*** DATA SECTION Section Begins ***

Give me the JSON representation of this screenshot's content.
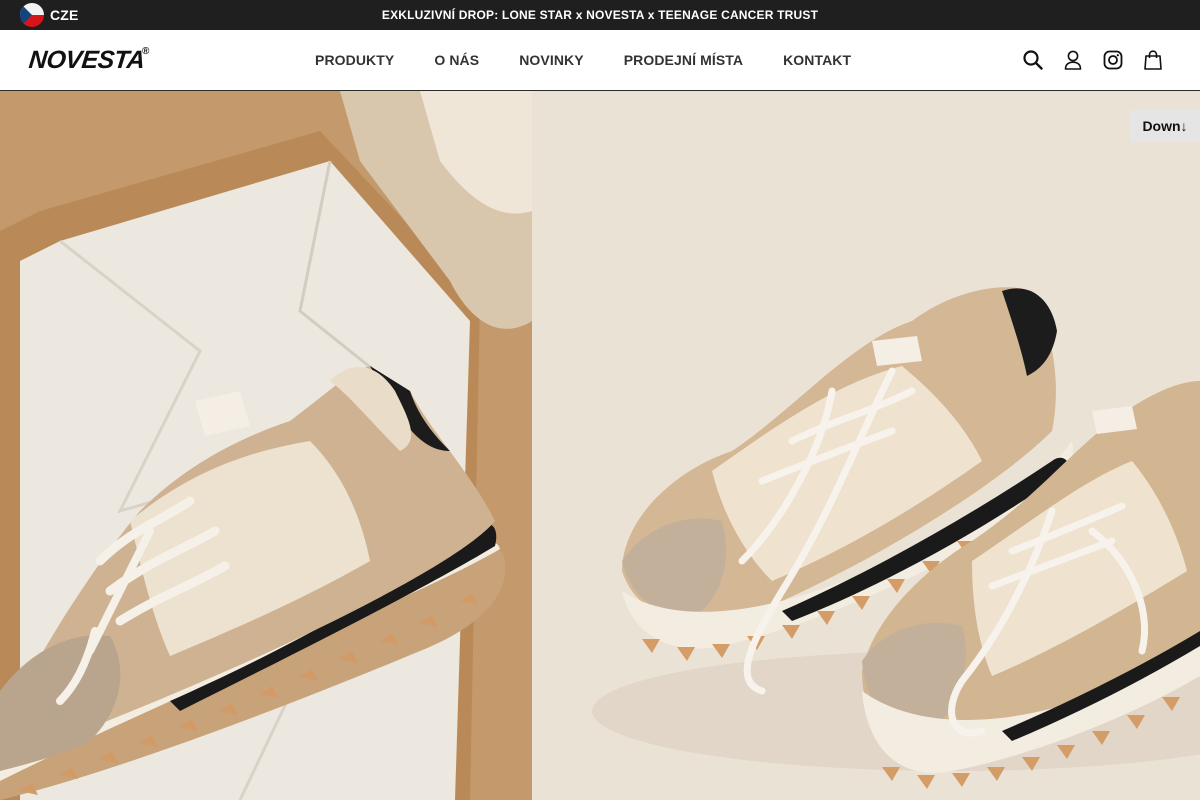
{
  "topbar": {
    "language": "CZE",
    "announcement": "EXKLUZIVNÍ DROP: LONE STAR x NOVESTA x TEENAGE CANCER TRUST"
  },
  "header": {
    "logo_text": "NOVESTA",
    "logo_mark": "®",
    "nav": [
      {
        "label": "PRODUKTY"
      },
      {
        "label": "O NÁS"
      },
      {
        "label": "NOVINKY"
      },
      {
        "label": "PRODEJNÍ MÍSTA"
      },
      {
        "label": "KONTAKT"
      }
    ],
    "icons": [
      "search-icon",
      "user-icon",
      "instagram-icon",
      "shopping-bag-icon"
    ]
  },
  "hero": {
    "down_button": "Down↓"
  },
  "colors": {
    "topbar_bg": "#1f1f1f",
    "text_dark": "#111111",
    "nav_text": "#333333",
    "down_button_bg": "#e5e5e5"
  }
}
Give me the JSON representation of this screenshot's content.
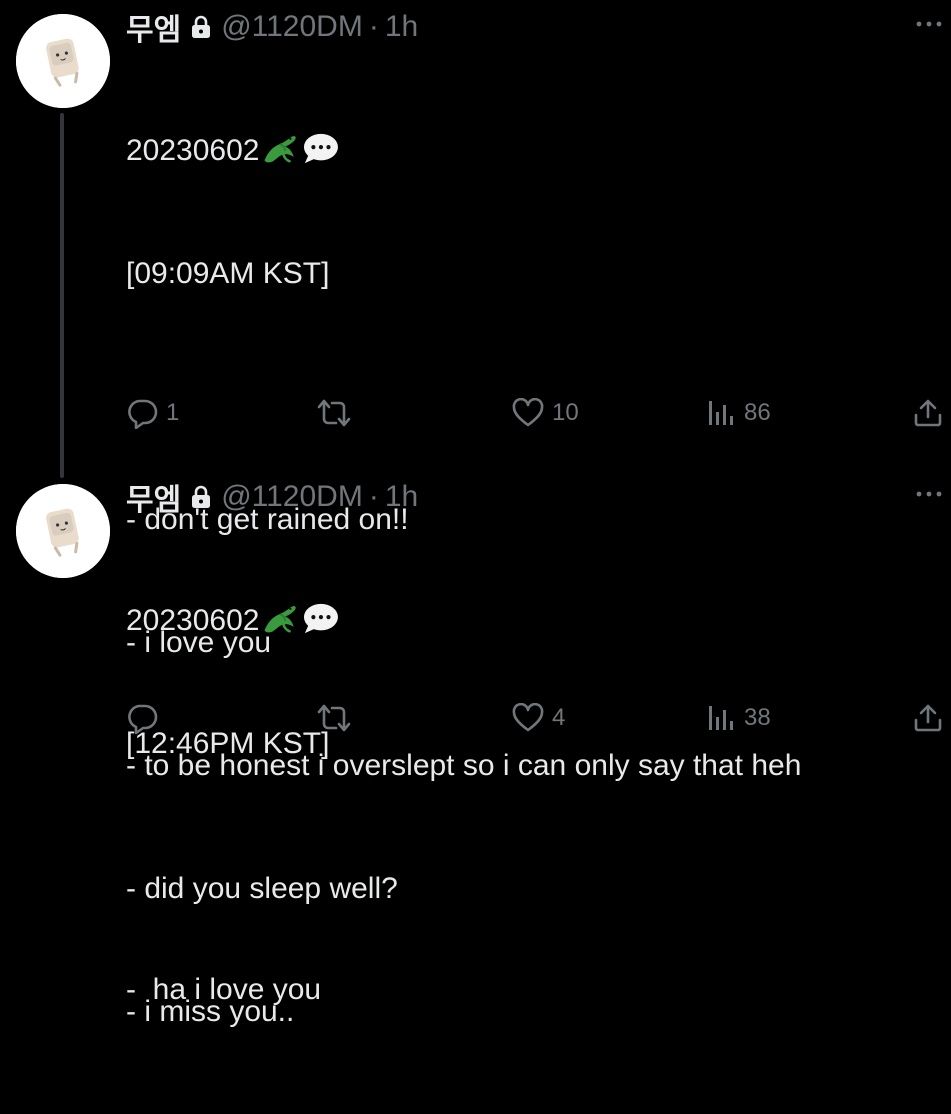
{
  "colors": {
    "background": "#000000",
    "text_primary": "#e7e9ea",
    "text_secondary": "#71767b",
    "thread_line": "#333639"
  },
  "tweets": [
    {
      "display_name": "무엠",
      "protected_icon": "lock-icon",
      "handle": "@1120DM",
      "separator": "·",
      "time": "1h",
      "text": {
        "line1": "20230602",
        "line1_emoji": [
          "crocodile-emoji",
          "speech-balloon-emoji"
        ],
        "line2": "[09:09AM KST]",
        "line3": "",
        "line4": "- don't get rained on!!",
        "line5": "- i love you",
        "line6": "- to be honest i overslept so i can only say that heh",
        "line7": "- did you sleep well?",
        "line8": "- i miss you.."
      },
      "actions": {
        "reply_count": "1",
        "retweet_count": "",
        "like_count": "10",
        "views_count": "86"
      }
    },
    {
      "display_name": "무엠",
      "protected_icon": "lock-icon",
      "handle": "@1120DM",
      "separator": "·",
      "time": "1h",
      "text": {
        "line1": "20230602",
        "line1_emoji": [
          "crocodile-emoji",
          "speech-balloon-emoji"
        ],
        "line2": "[12:46PM KST]",
        "line3": "",
        "line4": "-  ha i love you"
      },
      "actions": {
        "reply_count": "",
        "retweet_count": "",
        "like_count": "4",
        "views_count": "38"
      }
    }
  ]
}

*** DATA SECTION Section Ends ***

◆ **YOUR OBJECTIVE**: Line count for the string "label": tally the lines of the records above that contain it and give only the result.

◆ **OUTPUT BELOW**: 5